- Distal humerus fractures - The distal humerus is the lower end of the upper arm bone, where it meets the elbow. Distal humerus fractures are also common with a direct blow to the elbow, or a fall directly onto the elbow.
Symptoms of Shoulder & Elbow Fractures
Symptoms of shoulder and elbow fractures can vary depending on the type and location of the fracture. However, if you are experiencing any of the following symptoms after a fall, collision, or motor vehicle accident, you should seek medical treatment.
- Pain, swelling, or bruising in the injured area
- Inability or difficulty moving the shoulder or elbow
- A feeling of instability in the shoulder or elbow
- Noticeable deformity or “bump” under the skin
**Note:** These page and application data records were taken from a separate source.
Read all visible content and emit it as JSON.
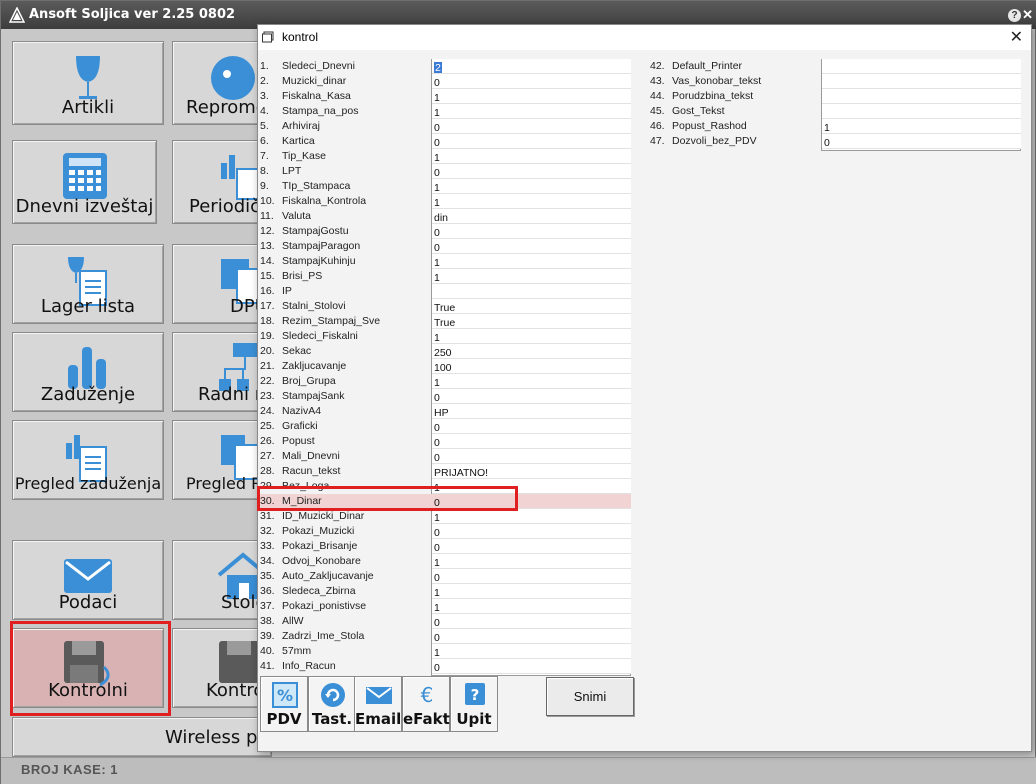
{
  "app": {
    "title": "Ansoft Soljica ver 2.25 0802",
    "help": "?",
    "close": "✕",
    "status": "BROJ KASE: 1",
    "tiles": [
      {
        "label": "Artikli",
        "icon": "stemware-icon"
      },
      {
        "label": "Repromo",
        "icon": "fish-icon"
      },
      {
        "label": "Dnevni izveštaj",
        "icon": "calculator-icon"
      },
      {
        "label": "Periodič",
        "icon": "chart-doc-icon"
      },
      {
        "label": "Lager lista",
        "icon": "glass-doc-icon"
      },
      {
        "label": "DPU",
        "icon": "calc-doc-icon"
      },
      {
        "label": "Zaduženje",
        "icon": "bar-chart-icon"
      },
      {
        "label": "Radni r",
        "icon": "hierarchy-icon"
      },
      {
        "label": "Pregled zaduženja",
        "icon": "chart-doc-icon"
      },
      {
        "label": "Pregled RN",
        "icon": "docs-icon"
      },
      {
        "label": "Podaci",
        "icon": "envelope-icon"
      },
      {
        "label": "Stolo",
        "icon": "house-icon"
      },
      {
        "label": "Kontrolni",
        "icon": "floppy-icon"
      },
      {
        "label": "Kontro",
        "icon": "floppy-icon"
      },
      {
        "label": "Wireless pa",
        "icon": ""
      }
    ]
  },
  "dialog": {
    "title": "kontrol",
    "close": "✕",
    "left_params": [
      {
        "num": "1.",
        "name": "Sledeci_Dnevni",
        "value": "2"
      },
      {
        "num": "2.",
        "name": "Muzicki_dinar",
        "value": "0"
      },
      {
        "num": "3.",
        "name": "Fiskalna_Kasa",
        "value": "1"
      },
      {
        "num": "4.",
        "name": "Stampa_na_pos",
        "value": "1"
      },
      {
        "num": "5.",
        "name": "Arhiviraj",
        "value": "0"
      },
      {
        "num": "6.",
        "name": "Kartica",
        "value": "0"
      },
      {
        "num": "7.",
        "name": "Tip_Kase",
        "value": "1"
      },
      {
        "num": "8.",
        "name": "LPT",
        "value": "0"
      },
      {
        "num": "9.",
        "name": "TIp_Stampaca",
        "value": "1"
      },
      {
        "num": "10.",
        "name": "Fiskalna_Kontrola",
        "value": "1"
      },
      {
        "num": "11.",
        "name": "Valuta",
        "value": "din"
      },
      {
        "num": "12.",
        "name": "StampajGostu",
        "value": "0"
      },
      {
        "num": "13.",
        "name": "StampajParagon",
        "value": "0"
      },
      {
        "num": "14.",
        "name": "StampajKuhinju",
        "value": "1"
      },
      {
        "num": "15.",
        "name": "Brisi_PS",
        "value": "1"
      },
      {
        "num": "16.",
        "name": "IP",
        "value": ""
      },
      {
        "num": "17.",
        "name": "Stalni_Stolovi",
        "value": "True"
      },
      {
        "num": "18.",
        "name": "Rezim_Stampaj_Sve",
        "value": "True"
      },
      {
        "num": "19.",
        "name": "Sledeci_Fiskalni",
        "value": "1"
      },
      {
        "num": "20.",
        "name": "Sekac",
        "value": "250"
      },
      {
        "num": "21.",
        "name": "Zakljucavanje",
        "value": "100"
      },
      {
        "num": "22.",
        "name": "Broj_Grupa",
        "value": "1"
      },
      {
        "num": "23.",
        "name": "StampajSank",
        "value": "0"
      },
      {
        "num": "24.",
        "name": "NazivA4",
        "value": "HP"
      },
      {
        "num": "25.",
        "name": "Graficki",
        "value": "0"
      },
      {
        "num": "26.",
        "name": "Popust",
        "value": "0"
      },
      {
        "num": "27.",
        "name": "Mali_Dnevni",
        "value": "0"
      },
      {
        "num": "28.",
        "name": "Racun_tekst",
        "value": "PRIJATNO!"
      },
      {
        "num": "29.",
        "name": "Bez_Loga",
        "value": "1"
      },
      {
        "num": "30.",
        "name": "M_Dinar",
        "value": "0"
      },
      {
        "num": "31.",
        "name": "ID_Muzicki_Dinar",
        "value": "1"
      },
      {
        "num": "32.",
        "name": "Pokazi_Muzicki",
        "value": "0"
      },
      {
        "num": "33.",
        "name": "Pokazi_Brisanje",
        "value": "0"
      },
      {
        "num": "34.",
        "name": "Odvoj_Konobare",
        "value": "1"
      },
      {
        "num": "35.",
        "name": "Auto_Zakljucavanje",
        "value": "0"
      },
      {
        "num": "36.",
        "name": "Sledeca_Zbirna",
        "value": "1"
      },
      {
        "num": "37.",
        "name": "Pokazi_ponistivse",
        "value": "1"
      },
      {
        "num": "38.",
        "name": "AllW",
        "value": "0"
      },
      {
        "num": "39.",
        "name": "Zadrzi_Ime_Stola",
        "value": "0"
      },
      {
        "num": "40.",
        "name": "57mm",
        "value": "1"
      },
      {
        "num": "41.",
        "name": "Info_Racun",
        "value": "0"
      }
    ],
    "right_params": [
      {
        "num": "42.",
        "name": "Default_Printer",
        "value": ""
      },
      {
        "num": "43.",
        "name": "Vas_konobar_tekst",
        "value": ""
      },
      {
        "num": "44.",
        "name": "Porudzbina_tekst",
        "value": ""
      },
      {
        "num": "45.",
        "name": "Gost_Tekst",
        "value": ""
      },
      {
        "num": "46.",
        "name": "Popust_Rashod",
        "value": "1"
      },
      {
        "num": "47.",
        "name": "Dozvoli_bez_PDV",
        "value": "0"
      }
    ],
    "toolbar": [
      {
        "label": "PDV",
        "icon": "percent-icon"
      },
      {
        "label": "Tast.",
        "icon": "refresh-icon"
      },
      {
        "label": "Email",
        "icon": "mail-icon"
      },
      {
        "label": "eFakt",
        "icon": "euro-icon"
      },
      {
        "label": "Upit",
        "icon": "question-icon"
      }
    ],
    "save_label": "Snimi"
  },
  "colors": {
    "highlight": "#e02020",
    "accent": "#3b8fd6"
  }
}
If a fractured bone is sticking out through the skin, go to the nearest emergency care center for immediate medical attention.
Treatment Options for Shoulder & Elbow Fractures
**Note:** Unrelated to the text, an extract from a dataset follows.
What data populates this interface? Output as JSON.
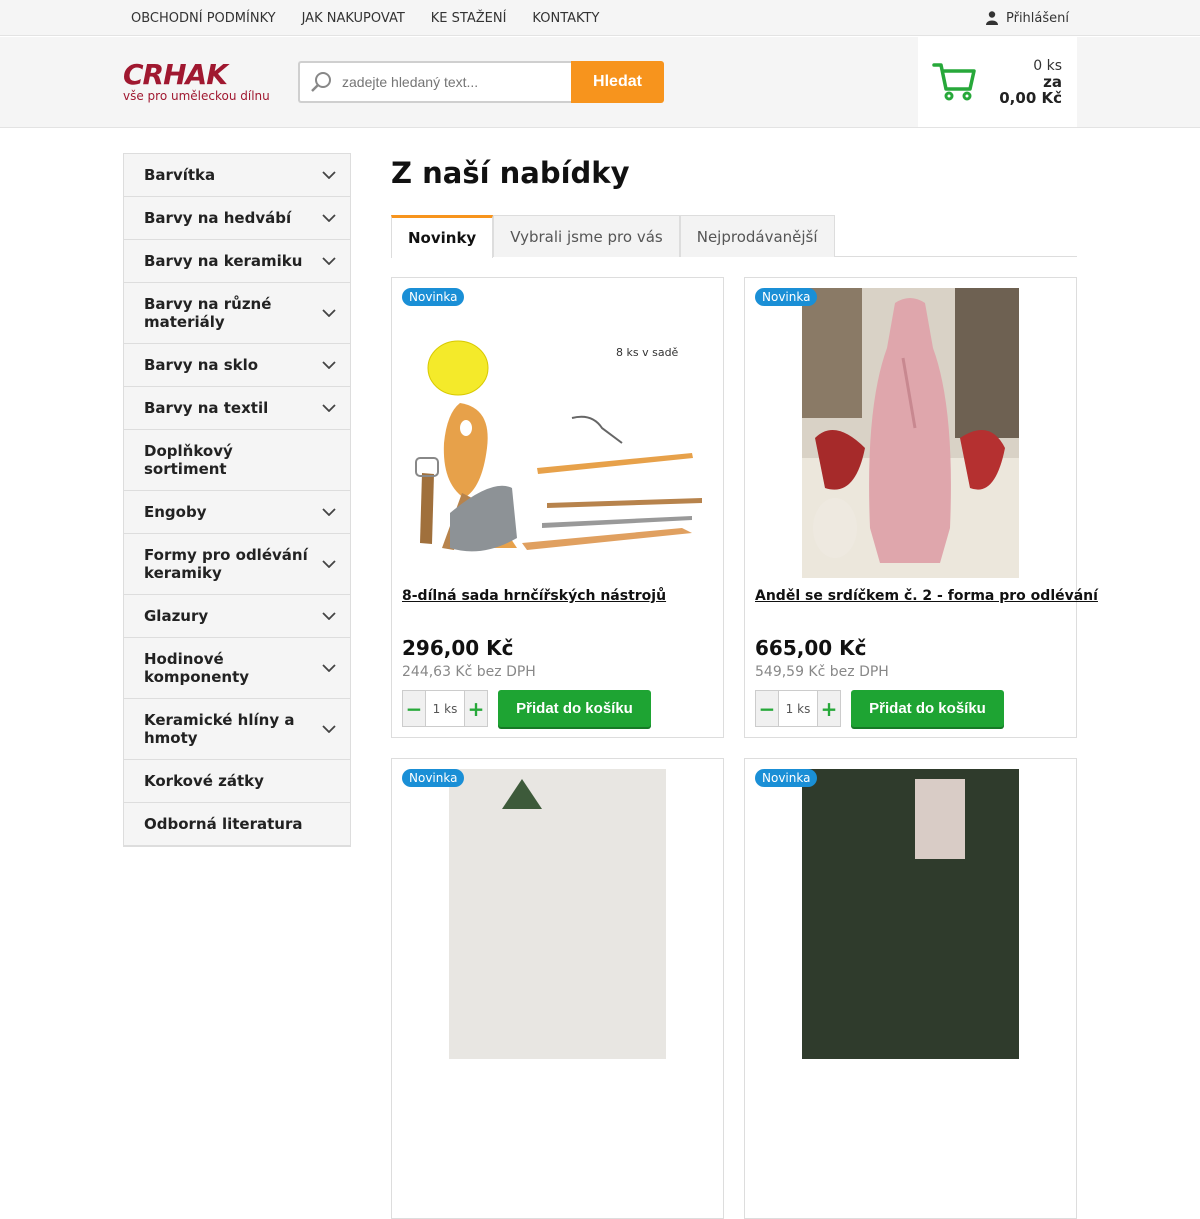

Dr. Joy will order x-rays of the injured area to confirm the fracture and determine a treatment plan. In many cases, shoulder and elbow fractures can be treated without surgery. However, if the fracture is more complex and requires surgical intervention, Dr. Joy has extensive experience with surgical treatment options as well.
Treatments for shoulder & elbow fractures may include the following:
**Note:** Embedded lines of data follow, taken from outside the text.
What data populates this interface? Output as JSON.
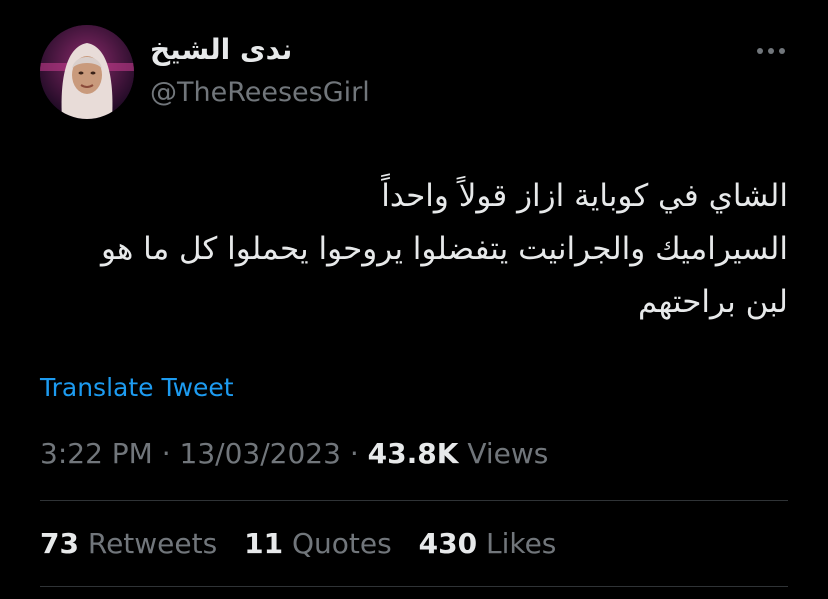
{
  "author": {
    "display_name": "ندى الشيخ",
    "handle": "@TheReesesGirl",
    "avatar_icon": "user-avatar"
  },
  "tweet": {
    "lines": [
      "الشاي في كوباية ازاز قولاً واحداً",
      "السيراميك والجرانيت يتفضلوا يروحوا يحملوا كل ما هو",
      "لبن براحتهم"
    ]
  },
  "translate_label": "Translate Tweet",
  "meta": {
    "time": "3:22 PM",
    "separator": "·",
    "date": "13/03/2023",
    "views_count": "43.8K",
    "views_label": "Views"
  },
  "stats": {
    "retweets_count": "73",
    "retweets_label": "Retweets",
    "quotes_count": "11",
    "quotes_label": "Quotes",
    "likes_count": "430",
    "likes_label": "Likes"
  },
  "colors": {
    "background": "#000000",
    "text": "#e7e9ea",
    "secondary": "#71767b",
    "link": "#1d9bf0",
    "divider": "#2f3336"
  }
}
- Applying a cast or splint to hold the bones in place as they heal. This is typically done if the fracture is stable after the bones have been repositioned.
- Surgery to place plates and screws to hold the bones together. This may be done if the fracture is less stable, or if the bone has fractured into multiple pieces.
- Shoulder replacement surgery may be recommended for proximal humerus fractures if the ball portion of the shoulder joint has completely broken off from the rest of the bone. Shoulder replacement may also be recommended for elderly patients to help them maintain their independence after a shoulder injury.
- Elbow replacement may be recommended for more severe elbow fractures. This procedure may also be recommended for older patients with fragile bone quality, when repairing the broken fragments are not possible. These factors make it more difficult for the fracture to heal.
In all cases, Dr. Joy sees patients for frequent followup visits, especially within the first 6 weeks of treatment. During these visits, takes x-rays to ensure the bones are remaining in place and evaluate the patient’s progress in healing.
Recovering from Shoulder & Elbow Fractures
Many patients with shoulder and elbow fractures stay in the hospital for 1 - 2 nights, especially in cases where surgery was needed. Medications will be given to help manage pain.
Full recovery ultimately depends on the type of fracture, the severity of the fracture, and the patient’s progress in healing. Generally speaking, shoulder and elbow fractures can take six weeks to several months to completely heal. However, every patient will progress at a different pace, and Dr. Joy creates individualized treatment and recovery plans for fracture cases for this reason. Frequent followup visits allow Dr. Joy to evaluate the patient’s progress and determine when it is safe to resume activities.
Rehabilitation is also an important part of recovery. Dr. Joy will advise when it is safe to begin moving the shoulder or elbow. Patients may choose to work with a physical therapist for rehabilitation, or Dr. Joy can demonstrate at-home exercises to help regain joint function after a shoulder or elbow fracture.
Shoulder & Elbow Fracture Treatment in Tinley Park, IL
Dr. Edward Joy has extensive experience in treating shoulder and elbow fractures, including complex cases, with surgical and nonsurgical methods. He also trained at the world-renowned Cleveland Clinic for shoulder and elbow surgery. He develops customized treatment plans for each fracture patient based on their needs. If you would like to schedule an appointment with Dr. Joy, please call our office at (708) 429-3455 or request an appointment online.